2. General Liability & Business Auto Insurance – Depending on your insurance carrier there may be restrictions in your general liability and/or business auto policies that restrict what a person under a certain age can do and what vehicles, if any, they are allowed to drive.   Many insurance companies do not want anyone under the age of 21 to drive for your company. So it is important to check with your agent to see if there are any restrictions on employees under 18. If you are struggling with young driver eligibility, creating a driver management program within your company will help. Check out this article which talks specifically about creating a driver management program. 

3. Workers’ Compensation – Workers compensation insurance will cover any employee regardless of age.  However, there are different benefits added in for someone under 18 who gets hurt.  Again, these benefits differ from state to state, so we recommend checking with your insurance agent on your state’s specifics.  In Wisconsin, if an employee under the age of 18 sustains an injury that results in a partial or permanent disability, the lost wages (or indemnity portion of the claim) paid out will be triple what they would normally be for someone over 18.  Also you can be fined by the state and OSHA if it is found that the minor employee was operating equipment they were not permitted to.  

After researching each of these three areas, you will be able to determine if hiring a minor is right for your business.  Who knows this, may lead a young person down a career path in this exciting industry.

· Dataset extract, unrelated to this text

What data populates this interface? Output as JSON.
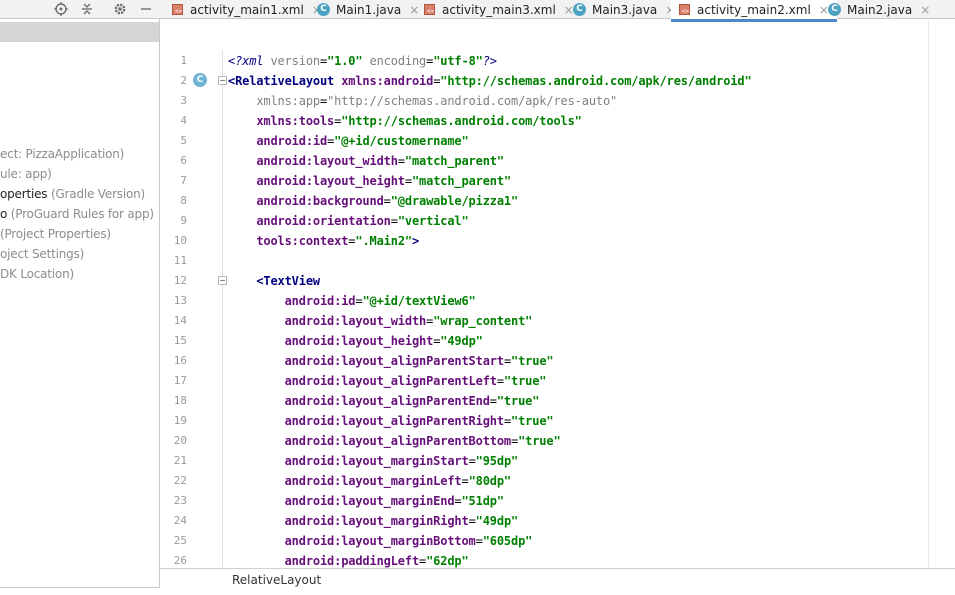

For more specific help on hiring and recruiting, reach out to an ArboRisk team member to discuss our Thrive Hiring & Recruiting Package or the Leadership Development Package today.

Tom Dunn